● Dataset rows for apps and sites
--- START ---
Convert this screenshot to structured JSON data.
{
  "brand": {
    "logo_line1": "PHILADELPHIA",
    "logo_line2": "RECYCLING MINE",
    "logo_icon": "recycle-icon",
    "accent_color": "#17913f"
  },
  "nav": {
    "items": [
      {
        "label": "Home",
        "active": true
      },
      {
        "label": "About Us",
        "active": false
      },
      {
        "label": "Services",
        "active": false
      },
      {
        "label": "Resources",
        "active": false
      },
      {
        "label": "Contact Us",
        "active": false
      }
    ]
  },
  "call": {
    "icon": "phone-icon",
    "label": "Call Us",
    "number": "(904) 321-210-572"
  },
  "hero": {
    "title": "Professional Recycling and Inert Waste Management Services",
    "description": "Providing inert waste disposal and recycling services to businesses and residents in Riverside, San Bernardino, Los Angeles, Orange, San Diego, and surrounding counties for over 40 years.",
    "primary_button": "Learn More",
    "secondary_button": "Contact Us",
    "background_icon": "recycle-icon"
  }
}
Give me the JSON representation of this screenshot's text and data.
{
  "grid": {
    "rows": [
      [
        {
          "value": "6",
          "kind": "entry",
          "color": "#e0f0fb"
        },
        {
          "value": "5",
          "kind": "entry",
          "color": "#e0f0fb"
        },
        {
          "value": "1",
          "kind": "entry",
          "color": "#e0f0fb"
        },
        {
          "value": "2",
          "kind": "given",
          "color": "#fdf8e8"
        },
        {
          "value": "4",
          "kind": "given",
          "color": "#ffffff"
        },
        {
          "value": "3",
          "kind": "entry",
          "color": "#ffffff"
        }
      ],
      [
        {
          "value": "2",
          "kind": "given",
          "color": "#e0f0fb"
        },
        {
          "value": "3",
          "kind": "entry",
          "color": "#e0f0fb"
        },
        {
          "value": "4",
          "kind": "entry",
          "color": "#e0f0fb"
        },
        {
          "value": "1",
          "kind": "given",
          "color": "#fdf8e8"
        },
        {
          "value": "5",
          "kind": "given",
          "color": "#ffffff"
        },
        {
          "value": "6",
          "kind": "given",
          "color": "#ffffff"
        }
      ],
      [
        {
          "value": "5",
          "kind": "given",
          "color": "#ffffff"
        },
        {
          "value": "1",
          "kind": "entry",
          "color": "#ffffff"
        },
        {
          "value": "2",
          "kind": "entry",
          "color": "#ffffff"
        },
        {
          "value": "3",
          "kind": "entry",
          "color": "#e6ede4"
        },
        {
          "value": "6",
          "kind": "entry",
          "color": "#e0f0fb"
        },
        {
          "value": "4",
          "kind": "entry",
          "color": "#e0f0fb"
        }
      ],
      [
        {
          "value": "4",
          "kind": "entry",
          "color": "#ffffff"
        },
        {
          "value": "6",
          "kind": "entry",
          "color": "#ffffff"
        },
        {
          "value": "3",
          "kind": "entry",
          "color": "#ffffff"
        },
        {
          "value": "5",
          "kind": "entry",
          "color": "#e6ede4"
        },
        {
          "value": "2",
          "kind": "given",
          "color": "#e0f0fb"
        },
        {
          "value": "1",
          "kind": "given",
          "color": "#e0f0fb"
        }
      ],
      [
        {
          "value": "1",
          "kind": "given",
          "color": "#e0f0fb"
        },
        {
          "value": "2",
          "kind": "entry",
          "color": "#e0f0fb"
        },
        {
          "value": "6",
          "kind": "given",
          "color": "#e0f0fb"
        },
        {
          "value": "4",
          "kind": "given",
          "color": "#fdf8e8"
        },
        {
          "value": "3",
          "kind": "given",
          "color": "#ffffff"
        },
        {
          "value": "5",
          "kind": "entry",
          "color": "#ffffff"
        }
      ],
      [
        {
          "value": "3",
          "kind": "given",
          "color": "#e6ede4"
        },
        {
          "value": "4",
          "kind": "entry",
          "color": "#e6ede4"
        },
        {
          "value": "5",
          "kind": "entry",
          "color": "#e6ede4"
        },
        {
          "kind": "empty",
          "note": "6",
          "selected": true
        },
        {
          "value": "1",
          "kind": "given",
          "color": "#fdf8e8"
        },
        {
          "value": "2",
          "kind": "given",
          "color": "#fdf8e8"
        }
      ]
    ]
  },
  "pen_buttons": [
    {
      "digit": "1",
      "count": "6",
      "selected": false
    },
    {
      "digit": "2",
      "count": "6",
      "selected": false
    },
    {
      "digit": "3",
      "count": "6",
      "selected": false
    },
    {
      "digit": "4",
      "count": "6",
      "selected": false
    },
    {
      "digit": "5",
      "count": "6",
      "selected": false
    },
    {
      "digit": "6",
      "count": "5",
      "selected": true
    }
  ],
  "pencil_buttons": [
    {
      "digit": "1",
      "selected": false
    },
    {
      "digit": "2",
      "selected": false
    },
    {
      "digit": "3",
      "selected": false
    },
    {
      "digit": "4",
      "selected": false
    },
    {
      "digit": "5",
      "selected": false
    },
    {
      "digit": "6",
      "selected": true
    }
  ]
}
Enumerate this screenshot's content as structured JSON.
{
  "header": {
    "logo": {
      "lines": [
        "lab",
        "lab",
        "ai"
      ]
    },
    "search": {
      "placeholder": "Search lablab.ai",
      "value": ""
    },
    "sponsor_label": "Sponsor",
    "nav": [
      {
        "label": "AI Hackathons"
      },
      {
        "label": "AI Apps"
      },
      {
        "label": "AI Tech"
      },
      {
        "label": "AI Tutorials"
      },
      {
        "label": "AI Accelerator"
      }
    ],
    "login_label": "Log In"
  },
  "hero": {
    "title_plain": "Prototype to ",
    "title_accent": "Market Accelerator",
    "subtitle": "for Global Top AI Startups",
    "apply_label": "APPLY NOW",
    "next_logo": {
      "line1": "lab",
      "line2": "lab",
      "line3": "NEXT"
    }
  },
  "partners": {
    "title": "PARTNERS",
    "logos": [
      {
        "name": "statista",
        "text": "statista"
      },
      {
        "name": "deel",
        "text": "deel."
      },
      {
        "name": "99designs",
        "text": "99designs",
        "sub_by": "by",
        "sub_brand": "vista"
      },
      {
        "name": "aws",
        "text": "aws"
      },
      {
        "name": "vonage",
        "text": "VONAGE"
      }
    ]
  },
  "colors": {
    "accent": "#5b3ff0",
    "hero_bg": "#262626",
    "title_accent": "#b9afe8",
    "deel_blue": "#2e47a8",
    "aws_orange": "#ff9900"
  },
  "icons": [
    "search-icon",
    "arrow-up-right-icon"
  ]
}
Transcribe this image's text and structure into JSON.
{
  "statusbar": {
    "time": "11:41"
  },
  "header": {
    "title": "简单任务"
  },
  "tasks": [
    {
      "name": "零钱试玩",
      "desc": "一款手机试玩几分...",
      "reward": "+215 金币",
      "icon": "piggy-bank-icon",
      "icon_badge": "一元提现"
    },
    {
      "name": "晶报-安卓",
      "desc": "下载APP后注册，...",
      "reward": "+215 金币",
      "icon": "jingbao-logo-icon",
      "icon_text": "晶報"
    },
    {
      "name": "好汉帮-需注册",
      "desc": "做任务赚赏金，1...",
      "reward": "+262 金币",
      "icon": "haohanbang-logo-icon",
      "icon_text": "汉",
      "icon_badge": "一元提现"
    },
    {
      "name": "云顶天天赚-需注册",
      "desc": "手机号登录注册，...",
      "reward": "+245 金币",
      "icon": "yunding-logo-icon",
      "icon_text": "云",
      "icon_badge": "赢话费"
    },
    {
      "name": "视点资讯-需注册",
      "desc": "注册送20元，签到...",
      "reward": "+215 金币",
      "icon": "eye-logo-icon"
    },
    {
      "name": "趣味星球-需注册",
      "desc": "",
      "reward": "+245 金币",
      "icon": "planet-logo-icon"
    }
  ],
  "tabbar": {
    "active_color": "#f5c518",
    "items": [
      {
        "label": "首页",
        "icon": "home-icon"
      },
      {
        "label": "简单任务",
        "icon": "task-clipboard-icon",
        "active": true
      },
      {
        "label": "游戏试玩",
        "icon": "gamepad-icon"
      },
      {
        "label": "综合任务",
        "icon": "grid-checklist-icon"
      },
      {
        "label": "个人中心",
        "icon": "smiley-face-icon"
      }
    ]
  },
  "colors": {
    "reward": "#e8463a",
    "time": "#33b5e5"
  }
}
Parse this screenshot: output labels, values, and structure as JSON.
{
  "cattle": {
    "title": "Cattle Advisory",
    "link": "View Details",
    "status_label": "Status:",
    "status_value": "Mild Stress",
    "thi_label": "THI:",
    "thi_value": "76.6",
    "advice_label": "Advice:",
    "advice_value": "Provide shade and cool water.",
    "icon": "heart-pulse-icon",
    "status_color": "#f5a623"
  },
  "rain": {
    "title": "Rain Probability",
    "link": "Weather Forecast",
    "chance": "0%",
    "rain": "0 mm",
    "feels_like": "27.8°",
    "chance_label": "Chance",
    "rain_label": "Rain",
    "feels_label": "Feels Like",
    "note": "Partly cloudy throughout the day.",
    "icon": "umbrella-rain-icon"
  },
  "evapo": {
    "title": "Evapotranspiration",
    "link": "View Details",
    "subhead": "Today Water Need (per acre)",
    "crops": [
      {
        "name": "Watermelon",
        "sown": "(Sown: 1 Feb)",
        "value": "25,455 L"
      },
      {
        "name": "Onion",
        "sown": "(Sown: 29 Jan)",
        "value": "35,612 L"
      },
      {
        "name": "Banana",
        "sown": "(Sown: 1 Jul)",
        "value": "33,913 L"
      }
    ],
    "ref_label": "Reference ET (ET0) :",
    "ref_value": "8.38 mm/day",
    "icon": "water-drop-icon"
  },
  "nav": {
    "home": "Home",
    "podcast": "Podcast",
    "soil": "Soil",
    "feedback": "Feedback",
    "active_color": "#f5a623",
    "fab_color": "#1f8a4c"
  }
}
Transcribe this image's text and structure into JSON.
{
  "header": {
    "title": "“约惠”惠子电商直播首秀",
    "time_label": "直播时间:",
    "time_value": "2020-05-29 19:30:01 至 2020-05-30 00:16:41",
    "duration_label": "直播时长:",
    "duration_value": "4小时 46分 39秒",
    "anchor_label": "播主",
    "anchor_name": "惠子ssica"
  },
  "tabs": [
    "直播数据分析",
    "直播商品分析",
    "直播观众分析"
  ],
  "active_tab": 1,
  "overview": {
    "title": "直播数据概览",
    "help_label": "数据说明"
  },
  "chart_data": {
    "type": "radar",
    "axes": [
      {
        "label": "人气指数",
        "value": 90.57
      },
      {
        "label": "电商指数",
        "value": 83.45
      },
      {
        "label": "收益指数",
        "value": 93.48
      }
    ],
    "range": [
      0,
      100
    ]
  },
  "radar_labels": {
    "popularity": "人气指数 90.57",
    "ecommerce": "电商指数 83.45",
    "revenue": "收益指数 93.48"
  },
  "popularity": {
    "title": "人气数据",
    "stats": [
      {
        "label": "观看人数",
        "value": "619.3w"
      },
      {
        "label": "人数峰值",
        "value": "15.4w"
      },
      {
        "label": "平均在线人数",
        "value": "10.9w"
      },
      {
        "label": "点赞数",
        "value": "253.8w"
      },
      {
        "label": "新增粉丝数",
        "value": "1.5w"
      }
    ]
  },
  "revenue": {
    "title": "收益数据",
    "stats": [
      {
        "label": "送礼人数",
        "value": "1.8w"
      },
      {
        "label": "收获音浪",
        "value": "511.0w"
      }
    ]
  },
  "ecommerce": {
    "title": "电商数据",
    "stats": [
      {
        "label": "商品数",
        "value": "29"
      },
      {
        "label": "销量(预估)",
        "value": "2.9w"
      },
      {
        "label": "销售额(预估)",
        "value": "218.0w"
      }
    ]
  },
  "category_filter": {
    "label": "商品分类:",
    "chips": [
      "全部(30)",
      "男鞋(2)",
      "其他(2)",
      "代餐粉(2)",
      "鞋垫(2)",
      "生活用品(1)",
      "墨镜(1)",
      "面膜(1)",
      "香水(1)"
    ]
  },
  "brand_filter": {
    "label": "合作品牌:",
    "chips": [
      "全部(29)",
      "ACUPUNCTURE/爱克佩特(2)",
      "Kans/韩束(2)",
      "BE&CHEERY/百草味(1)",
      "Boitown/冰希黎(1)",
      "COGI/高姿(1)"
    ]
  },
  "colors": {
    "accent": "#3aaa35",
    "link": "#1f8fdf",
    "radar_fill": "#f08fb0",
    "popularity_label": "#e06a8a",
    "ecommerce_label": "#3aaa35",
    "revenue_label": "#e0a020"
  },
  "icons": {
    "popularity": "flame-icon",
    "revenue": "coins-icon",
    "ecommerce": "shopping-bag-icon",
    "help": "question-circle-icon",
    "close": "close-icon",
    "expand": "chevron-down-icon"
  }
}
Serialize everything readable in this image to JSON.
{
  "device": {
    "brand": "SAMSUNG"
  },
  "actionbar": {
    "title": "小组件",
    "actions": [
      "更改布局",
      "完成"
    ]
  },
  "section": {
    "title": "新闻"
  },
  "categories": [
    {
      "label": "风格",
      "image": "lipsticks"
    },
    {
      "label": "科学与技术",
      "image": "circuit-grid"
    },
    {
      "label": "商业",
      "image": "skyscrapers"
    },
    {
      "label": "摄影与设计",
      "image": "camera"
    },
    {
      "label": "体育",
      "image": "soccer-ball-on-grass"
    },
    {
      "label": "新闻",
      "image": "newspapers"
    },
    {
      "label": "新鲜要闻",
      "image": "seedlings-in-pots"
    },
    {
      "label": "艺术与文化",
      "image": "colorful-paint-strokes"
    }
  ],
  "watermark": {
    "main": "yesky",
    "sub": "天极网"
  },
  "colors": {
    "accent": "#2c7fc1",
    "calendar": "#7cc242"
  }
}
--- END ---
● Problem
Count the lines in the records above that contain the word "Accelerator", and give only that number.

● Result
2